Yet who are the Danes and what gives them their national identity? Find out some interesting facts below and learn more by reading personal stories from Danes about their homes and lifestyles.
Jens and Peter are the most popular first names for men, while Anne and Kirsten are the most popular first names for women. Victor and Emma are the most popular names among new born children. Jensen, Nielsen and Hansen are the most popular surnames.
Danes live a shorter time than people in other European countries. In the 1960’s, Denmark had one of the highest life expectancies in Europe but now one of the lowest.
The latest life expectancy has been calculated at 77.9 years for men and 81.9 years for women.
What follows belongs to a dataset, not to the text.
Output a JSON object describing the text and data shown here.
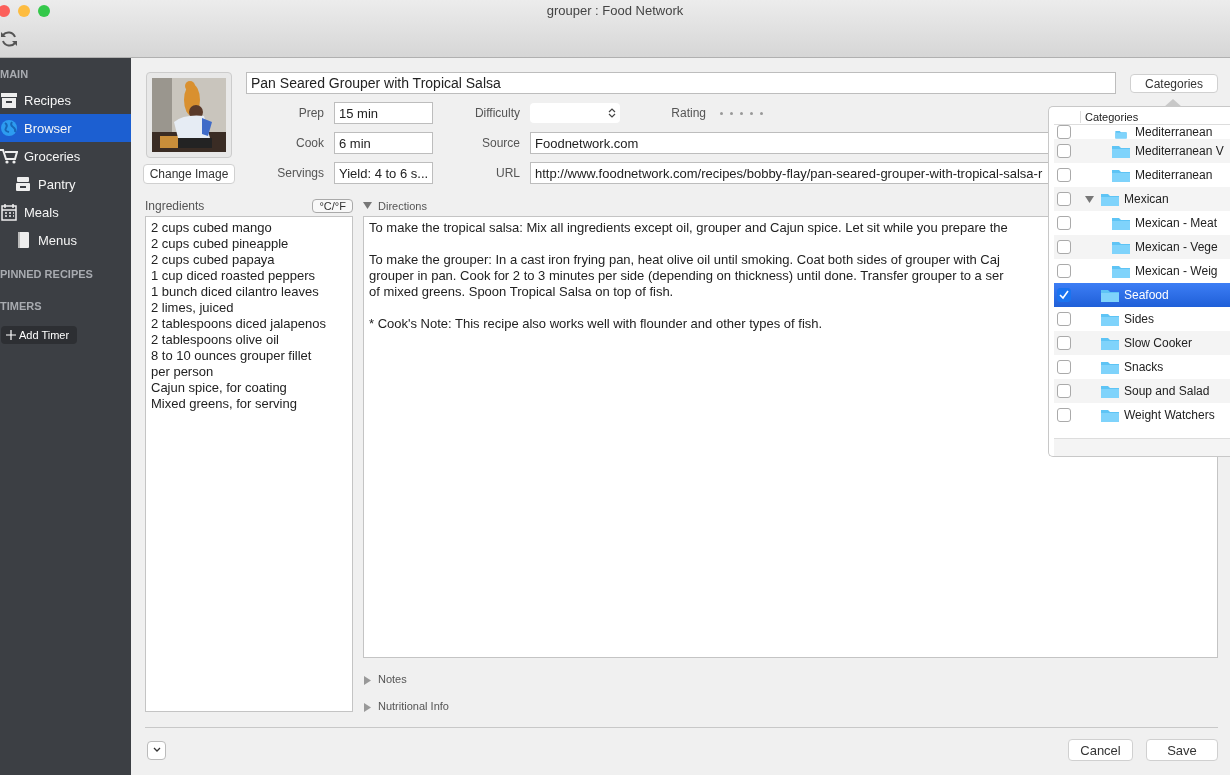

Nearly 95 per cent of Danes use the National Health Service which is state-owned and paid for by general taxation.
Denmark has very generous maternity leave for both parents. Children born in 2011 were happy to see that their parents stayed at home to look after them for 311 days after their birth. The mothers accounted for the greater part with 295 days, while the fathers had 36 days.
Immigrants and descendants
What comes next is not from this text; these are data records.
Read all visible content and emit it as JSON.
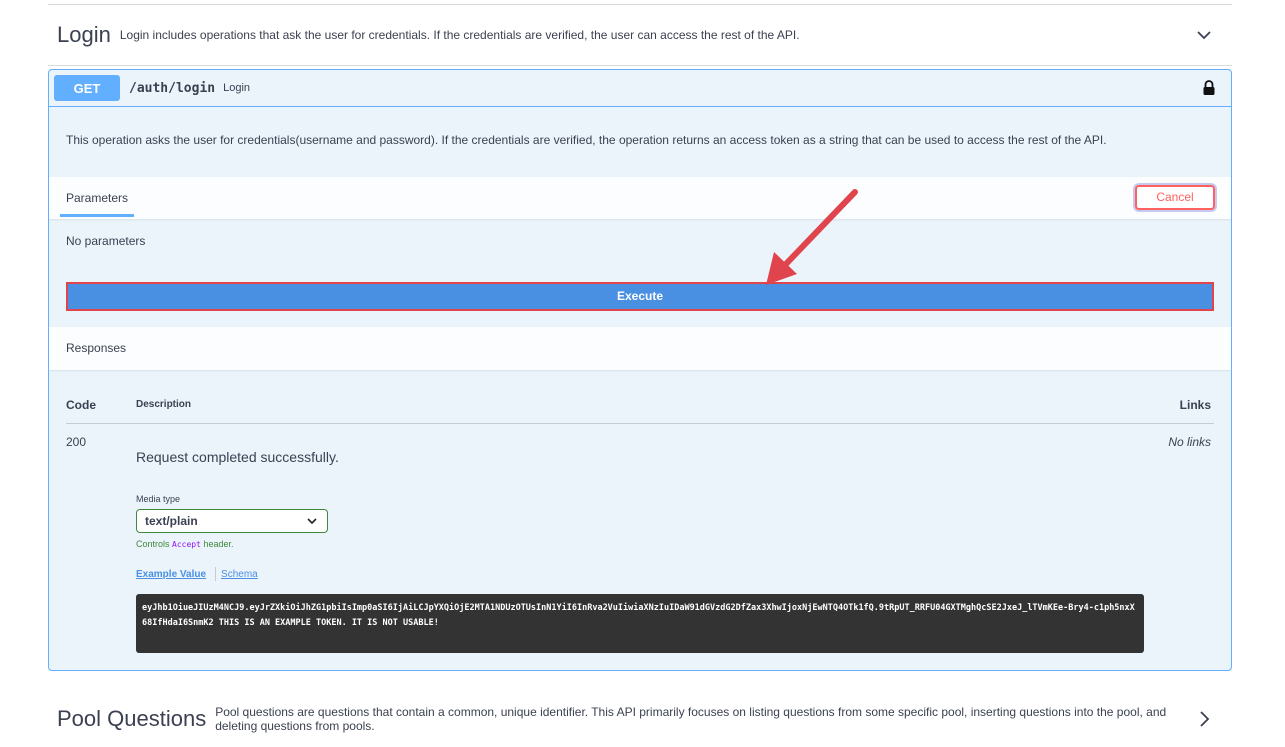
{
  "login_tag": {
    "title": "Login",
    "description": "Login includes operations that ask the user for credentials. If the credentials are verified, the user can access the rest of the API.",
    "chevron_icon": "chevron-down-icon"
  },
  "operation": {
    "method": "GET",
    "path": "/auth/login",
    "summary": "Login",
    "lock_icon": "lock-icon",
    "description": "This operation asks the user for credentials(username and password). If the credentials are verified, the operation returns an access token as a string that can be used to access the rest of the API."
  },
  "parameters": {
    "tab_label": "Parameters",
    "cancel_label": "Cancel",
    "no_params_text": "No parameters",
    "execute_label": "Execute"
  },
  "responses": {
    "heading": "Responses",
    "col_code": "Code",
    "col_description": "Description",
    "col_links": "Links",
    "rows": [
      {
        "code": "200",
        "description": "Request completed successfully.",
        "links": "No links",
        "media_type_label": "Media type",
        "media_type_value": "text/plain",
        "controls_prefix": "Controls",
        "controls_code": "Accept",
        "controls_suffix": "header.",
        "example_tab": "Example Value",
        "schema_tab": "Schema",
        "example_value": "eyJhb1OiueJIUzM4NCJ9.eyJrZXkiOiJhZG1pbiIsImp0aSI6IjAiLCJpYXQiOjE2MTA1NDUzOTUsInN1YiI6InRva2VuIiwiaXNzIuIDaW91dGVzdG2DfZax3XhwIjoxNjEwNTQ4OTk1fQ.9tRpUT_RRFU04GXTMghQcSE2JxeJ_lTVmKEe-Bry4-c1ph5nxX68IfHdaI6SnmK2 THIS IS AN EXAMPLE TOKEN. IT IS NOT USABLE!"
      }
    ]
  },
  "pool_tag": {
    "title": "Pool Questions",
    "description": "Pool questions are questions that contain a common, unique identifier. This API primarily focuses on listing questions from some specific pool, inserting questions into the pool, and deleting questions from pools.",
    "chevron_icon": "chevron-right-icon"
  },
  "colors": {
    "get_blue": "#61affe",
    "execute_blue": "#4990e2",
    "cancel_red": "#ff6060",
    "annotation_red": "#e0444c",
    "media_green": "#41873b"
  }
}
In January 2013, immigrants and descendants comprised 10.7 per cent of the total Danish population (600,674 persons) – about 8.1 per cent are immigrants and 2.6 per cent are descendants. 54 per cent of all immigrants and descendants originate from a European country.
Together they represent about 200 different countries. Turkey, Germany, and Poland represent the highest shares of immigrants and descendants.
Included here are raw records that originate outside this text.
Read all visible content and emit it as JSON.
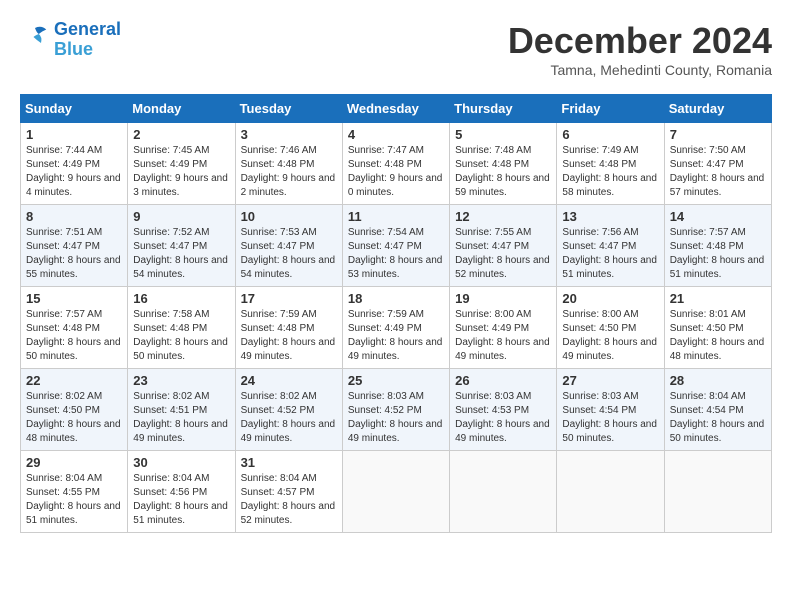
{
  "logo": {
    "line1": "General",
    "line2": "Blue"
  },
  "title": "December 2024",
  "subtitle": "Tamna, Mehedinti County, Romania",
  "days_of_week": [
    "Sunday",
    "Monday",
    "Tuesday",
    "Wednesday",
    "Thursday",
    "Friday",
    "Saturday"
  ],
  "weeks": [
    [
      {
        "day": "1",
        "sunrise": "7:44 AM",
        "sunset": "4:49 PM",
        "daylight": "9 hours and 4 minutes."
      },
      {
        "day": "2",
        "sunrise": "7:45 AM",
        "sunset": "4:49 PM",
        "daylight": "9 hours and 3 minutes."
      },
      {
        "day": "3",
        "sunrise": "7:46 AM",
        "sunset": "4:48 PM",
        "daylight": "9 hours and 2 minutes."
      },
      {
        "day": "4",
        "sunrise": "7:47 AM",
        "sunset": "4:48 PM",
        "daylight": "9 hours and 0 minutes."
      },
      {
        "day": "5",
        "sunrise": "7:48 AM",
        "sunset": "4:48 PM",
        "daylight": "8 hours and 59 minutes."
      },
      {
        "day": "6",
        "sunrise": "7:49 AM",
        "sunset": "4:48 PM",
        "daylight": "8 hours and 58 minutes."
      },
      {
        "day": "7",
        "sunrise": "7:50 AM",
        "sunset": "4:47 PM",
        "daylight": "8 hours and 57 minutes."
      }
    ],
    [
      {
        "day": "8",
        "sunrise": "7:51 AM",
        "sunset": "4:47 PM",
        "daylight": "8 hours and 55 minutes."
      },
      {
        "day": "9",
        "sunrise": "7:52 AM",
        "sunset": "4:47 PM",
        "daylight": "8 hours and 54 minutes."
      },
      {
        "day": "10",
        "sunrise": "7:53 AM",
        "sunset": "4:47 PM",
        "daylight": "8 hours and 54 minutes."
      },
      {
        "day": "11",
        "sunrise": "7:54 AM",
        "sunset": "4:47 PM",
        "daylight": "8 hours and 53 minutes."
      },
      {
        "day": "12",
        "sunrise": "7:55 AM",
        "sunset": "4:47 PM",
        "daylight": "8 hours and 52 minutes."
      },
      {
        "day": "13",
        "sunrise": "7:56 AM",
        "sunset": "4:47 PM",
        "daylight": "8 hours and 51 minutes."
      },
      {
        "day": "14",
        "sunrise": "7:57 AM",
        "sunset": "4:48 PM",
        "daylight": "8 hours and 51 minutes."
      }
    ],
    [
      {
        "day": "15",
        "sunrise": "7:57 AM",
        "sunset": "4:48 PM",
        "daylight": "8 hours and 50 minutes."
      },
      {
        "day": "16",
        "sunrise": "7:58 AM",
        "sunset": "4:48 PM",
        "daylight": "8 hours and 50 minutes."
      },
      {
        "day": "17",
        "sunrise": "7:59 AM",
        "sunset": "4:48 PM",
        "daylight": "8 hours and 49 minutes."
      },
      {
        "day": "18",
        "sunrise": "7:59 AM",
        "sunset": "4:49 PM",
        "daylight": "8 hours and 49 minutes."
      },
      {
        "day": "19",
        "sunrise": "8:00 AM",
        "sunset": "4:49 PM",
        "daylight": "8 hours and 49 minutes."
      },
      {
        "day": "20",
        "sunrise": "8:00 AM",
        "sunset": "4:50 PM",
        "daylight": "8 hours and 49 minutes."
      },
      {
        "day": "21",
        "sunrise": "8:01 AM",
        "sunset": "4:50 PM",
        "daylight": "8 hours and 48 minutes."
      }
    ],
    [
      {
        "day": "22",
        "sunrise": "8:02 AM",
        "sunset": "4:50 PM",
        "daylight": "8 hours and 48 minutes."
      },
      {
        "day": "23",
        "sunrise": "8:02 AM",
        "sunset": "4:51 PM",
        "daylight": "8 hours and 49 minutes."
      },
      {
        "day": "24",
        "sunrise": "8:02 AM",
        "sunset": "4:52 PM",
        "daylight": "8 hours and 49 minutes."
      },
      {
        "day": "25",
        "sunrise": "8:03 AM",
        "sunset": "4:52 PM",
        "daylight": "8 hours and 49 minutes."
      },
      {
        "day": "26",
        "sunrise": "8:03 AM",
        "sunset": "4:53 PM",
        "daylight": "8 hours and 49 minutes."
      },
      {
        "day": "27",
        "sunrise": "8:03 AM",
        "sunset": "4:54 PM",
        "daylight": "8 hours and 50 minutes."
      },
      {
        "day": "28",
        "sunrise": "8:04 AM",
        "sunset": "4:54 PM",
        "daylight": "8 hours and 50 minutes."
      }
    ],
    [
      {
        "day": "29",
        "sunrise": "8:04 AM",
        "sunset": "4:55 PM",
        "daylight": "8 hours and 51 minutes."
      },
      {
        "day": "30",
        "sunrise": "8:04 AM",
        "sunset": "4:56 PM",
        "daylight": "8 hours and 51 minutes."
      },
      {
        "day": "31",
        "sunrise": "8:04 AM",
        "sunset": "4:57 PM",
        "daylight": "8 hours and 52 minutes."
      },
      null,
      null,
      null,
      null
    ]
  ]
}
Danes love of democracy – Electoral turnout
In connection with the first four elections in the 1970s, more than 87 per cent of the electorate exercised their right to vote. Subsequent elections have attracted fluctuating electoral turnout, with the minimum rate being 82.8 per cent in 1990.The latest general election attracted 87.7 per cent of all voters. The electoral turnout in Denmark is among the highest in Europe.